▶ [TASK ITEM]:
Filter by the string "true": return the lines of the material that contain it.

(Beginning of INPUT RECORDS)

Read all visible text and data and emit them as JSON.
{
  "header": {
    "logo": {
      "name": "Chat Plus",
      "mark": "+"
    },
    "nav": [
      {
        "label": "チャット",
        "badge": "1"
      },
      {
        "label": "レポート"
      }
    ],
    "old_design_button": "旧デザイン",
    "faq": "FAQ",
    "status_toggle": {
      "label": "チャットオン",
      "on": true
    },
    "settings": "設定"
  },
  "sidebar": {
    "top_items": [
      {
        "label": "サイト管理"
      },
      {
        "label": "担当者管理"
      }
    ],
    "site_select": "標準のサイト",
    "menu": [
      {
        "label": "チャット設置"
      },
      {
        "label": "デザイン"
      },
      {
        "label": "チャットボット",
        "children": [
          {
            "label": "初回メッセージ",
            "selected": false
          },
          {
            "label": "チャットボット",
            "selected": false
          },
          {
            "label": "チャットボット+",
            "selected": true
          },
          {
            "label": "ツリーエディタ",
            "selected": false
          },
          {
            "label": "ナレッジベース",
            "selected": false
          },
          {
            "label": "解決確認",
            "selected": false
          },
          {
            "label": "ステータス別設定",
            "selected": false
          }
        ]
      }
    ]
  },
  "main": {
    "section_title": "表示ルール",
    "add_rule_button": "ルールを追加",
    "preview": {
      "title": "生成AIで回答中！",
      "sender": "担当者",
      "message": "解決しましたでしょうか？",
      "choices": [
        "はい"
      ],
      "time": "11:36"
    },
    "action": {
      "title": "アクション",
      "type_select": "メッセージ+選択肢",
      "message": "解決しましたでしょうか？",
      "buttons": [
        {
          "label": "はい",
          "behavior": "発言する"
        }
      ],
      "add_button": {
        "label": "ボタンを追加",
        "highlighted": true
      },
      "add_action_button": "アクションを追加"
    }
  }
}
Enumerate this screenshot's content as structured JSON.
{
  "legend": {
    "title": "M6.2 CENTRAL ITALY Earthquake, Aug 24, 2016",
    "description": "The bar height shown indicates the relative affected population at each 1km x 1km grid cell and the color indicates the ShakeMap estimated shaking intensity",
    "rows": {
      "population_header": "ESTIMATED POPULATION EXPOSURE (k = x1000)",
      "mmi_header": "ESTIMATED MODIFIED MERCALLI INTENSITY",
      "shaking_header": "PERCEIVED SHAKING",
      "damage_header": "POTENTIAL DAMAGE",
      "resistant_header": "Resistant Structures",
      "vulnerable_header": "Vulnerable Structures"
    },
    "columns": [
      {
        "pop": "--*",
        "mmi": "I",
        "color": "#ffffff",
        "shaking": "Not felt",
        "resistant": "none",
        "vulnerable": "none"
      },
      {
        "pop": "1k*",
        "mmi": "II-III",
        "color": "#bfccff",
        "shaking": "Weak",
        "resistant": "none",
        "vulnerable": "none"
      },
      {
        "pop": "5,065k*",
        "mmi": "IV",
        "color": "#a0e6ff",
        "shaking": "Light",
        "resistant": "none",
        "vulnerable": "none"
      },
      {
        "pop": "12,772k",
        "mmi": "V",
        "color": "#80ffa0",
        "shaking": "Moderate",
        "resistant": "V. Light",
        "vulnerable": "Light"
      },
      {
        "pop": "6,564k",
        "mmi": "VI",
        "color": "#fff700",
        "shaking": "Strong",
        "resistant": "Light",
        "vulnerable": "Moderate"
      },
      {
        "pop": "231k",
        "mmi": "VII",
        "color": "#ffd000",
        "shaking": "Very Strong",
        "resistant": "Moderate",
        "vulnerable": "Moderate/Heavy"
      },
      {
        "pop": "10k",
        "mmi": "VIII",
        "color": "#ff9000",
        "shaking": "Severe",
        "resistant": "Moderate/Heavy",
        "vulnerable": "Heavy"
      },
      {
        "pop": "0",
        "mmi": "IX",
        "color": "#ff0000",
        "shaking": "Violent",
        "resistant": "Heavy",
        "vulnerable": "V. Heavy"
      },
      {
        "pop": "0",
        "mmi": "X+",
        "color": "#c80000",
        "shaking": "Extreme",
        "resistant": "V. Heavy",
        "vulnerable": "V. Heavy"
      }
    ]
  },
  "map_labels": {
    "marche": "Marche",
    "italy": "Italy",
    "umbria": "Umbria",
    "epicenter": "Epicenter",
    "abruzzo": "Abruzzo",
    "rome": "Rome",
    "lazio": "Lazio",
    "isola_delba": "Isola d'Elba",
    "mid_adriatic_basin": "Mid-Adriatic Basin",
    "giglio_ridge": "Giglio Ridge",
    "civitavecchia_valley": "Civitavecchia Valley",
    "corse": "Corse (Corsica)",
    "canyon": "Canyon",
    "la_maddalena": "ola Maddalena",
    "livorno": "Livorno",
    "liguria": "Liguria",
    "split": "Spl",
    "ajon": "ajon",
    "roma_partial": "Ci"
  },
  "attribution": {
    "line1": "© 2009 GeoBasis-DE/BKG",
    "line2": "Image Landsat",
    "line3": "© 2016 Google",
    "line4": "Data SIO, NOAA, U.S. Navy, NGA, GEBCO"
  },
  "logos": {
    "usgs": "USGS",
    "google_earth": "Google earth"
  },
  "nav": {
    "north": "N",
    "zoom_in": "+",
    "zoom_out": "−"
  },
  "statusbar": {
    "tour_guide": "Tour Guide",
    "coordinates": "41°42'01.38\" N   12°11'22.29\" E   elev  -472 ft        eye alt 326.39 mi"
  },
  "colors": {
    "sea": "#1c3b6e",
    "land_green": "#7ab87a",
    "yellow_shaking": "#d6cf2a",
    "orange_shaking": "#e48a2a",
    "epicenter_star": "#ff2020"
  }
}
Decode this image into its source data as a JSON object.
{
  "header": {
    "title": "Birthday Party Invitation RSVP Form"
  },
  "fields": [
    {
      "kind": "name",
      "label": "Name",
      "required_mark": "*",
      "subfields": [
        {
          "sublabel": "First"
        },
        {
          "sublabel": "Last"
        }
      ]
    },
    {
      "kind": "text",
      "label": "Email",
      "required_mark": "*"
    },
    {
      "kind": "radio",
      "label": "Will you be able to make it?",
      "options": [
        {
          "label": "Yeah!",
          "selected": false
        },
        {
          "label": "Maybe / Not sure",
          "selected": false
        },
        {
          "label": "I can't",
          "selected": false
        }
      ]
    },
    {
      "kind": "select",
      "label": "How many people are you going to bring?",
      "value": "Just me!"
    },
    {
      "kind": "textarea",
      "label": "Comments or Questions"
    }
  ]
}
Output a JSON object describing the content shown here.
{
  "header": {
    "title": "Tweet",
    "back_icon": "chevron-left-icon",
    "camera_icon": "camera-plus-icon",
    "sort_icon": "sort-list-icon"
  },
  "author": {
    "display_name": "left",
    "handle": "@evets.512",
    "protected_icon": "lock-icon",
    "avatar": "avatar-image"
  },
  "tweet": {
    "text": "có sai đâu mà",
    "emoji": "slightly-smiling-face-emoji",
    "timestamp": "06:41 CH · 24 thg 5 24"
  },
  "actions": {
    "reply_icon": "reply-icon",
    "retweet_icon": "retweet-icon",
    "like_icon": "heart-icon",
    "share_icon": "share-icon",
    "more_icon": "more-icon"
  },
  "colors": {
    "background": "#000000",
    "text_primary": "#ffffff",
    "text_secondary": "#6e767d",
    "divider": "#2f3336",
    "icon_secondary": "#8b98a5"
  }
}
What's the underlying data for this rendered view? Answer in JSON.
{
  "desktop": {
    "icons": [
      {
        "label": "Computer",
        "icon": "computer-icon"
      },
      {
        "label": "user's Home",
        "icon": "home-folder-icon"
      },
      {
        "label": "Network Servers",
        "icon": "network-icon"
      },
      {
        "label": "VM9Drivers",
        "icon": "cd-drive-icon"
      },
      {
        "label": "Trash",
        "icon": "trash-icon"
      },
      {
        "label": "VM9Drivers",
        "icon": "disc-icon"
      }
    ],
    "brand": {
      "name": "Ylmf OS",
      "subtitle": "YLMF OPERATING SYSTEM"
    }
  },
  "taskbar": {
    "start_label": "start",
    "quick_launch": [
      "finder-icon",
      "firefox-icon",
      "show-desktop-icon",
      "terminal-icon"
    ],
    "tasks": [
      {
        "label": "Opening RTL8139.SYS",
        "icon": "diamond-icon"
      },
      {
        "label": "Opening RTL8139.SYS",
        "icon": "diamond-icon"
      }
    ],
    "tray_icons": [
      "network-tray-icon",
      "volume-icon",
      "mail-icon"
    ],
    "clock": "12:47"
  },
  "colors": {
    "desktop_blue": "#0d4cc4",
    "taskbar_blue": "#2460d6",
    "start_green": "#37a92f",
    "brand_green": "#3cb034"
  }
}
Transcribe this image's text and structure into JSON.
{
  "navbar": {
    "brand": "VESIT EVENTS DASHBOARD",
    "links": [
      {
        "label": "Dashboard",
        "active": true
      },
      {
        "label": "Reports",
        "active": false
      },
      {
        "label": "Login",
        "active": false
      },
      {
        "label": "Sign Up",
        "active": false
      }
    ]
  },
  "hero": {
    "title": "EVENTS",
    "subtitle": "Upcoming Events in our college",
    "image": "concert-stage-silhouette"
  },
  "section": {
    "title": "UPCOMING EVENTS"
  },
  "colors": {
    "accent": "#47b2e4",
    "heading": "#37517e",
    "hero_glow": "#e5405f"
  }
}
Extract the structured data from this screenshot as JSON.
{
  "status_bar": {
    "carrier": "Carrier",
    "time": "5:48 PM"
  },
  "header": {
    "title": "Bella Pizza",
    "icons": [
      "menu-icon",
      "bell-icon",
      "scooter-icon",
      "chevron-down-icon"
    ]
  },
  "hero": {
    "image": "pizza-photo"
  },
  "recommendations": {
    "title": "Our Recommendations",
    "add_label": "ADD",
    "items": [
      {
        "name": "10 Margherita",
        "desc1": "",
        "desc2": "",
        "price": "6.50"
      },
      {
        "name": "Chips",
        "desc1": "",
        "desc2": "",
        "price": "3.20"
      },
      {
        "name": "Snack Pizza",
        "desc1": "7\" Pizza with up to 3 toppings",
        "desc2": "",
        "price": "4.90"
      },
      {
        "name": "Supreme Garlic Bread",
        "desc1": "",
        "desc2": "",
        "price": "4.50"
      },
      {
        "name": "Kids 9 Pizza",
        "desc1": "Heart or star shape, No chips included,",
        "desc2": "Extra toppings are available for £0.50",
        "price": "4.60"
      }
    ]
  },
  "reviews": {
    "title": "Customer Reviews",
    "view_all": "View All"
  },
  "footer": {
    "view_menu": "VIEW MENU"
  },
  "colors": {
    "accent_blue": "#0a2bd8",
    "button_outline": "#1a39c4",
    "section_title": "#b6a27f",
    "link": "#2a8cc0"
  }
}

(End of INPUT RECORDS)

▶ [TASK ANSWER]:
      "on": true
            "selected": true
        "highlighted": true
        "active": true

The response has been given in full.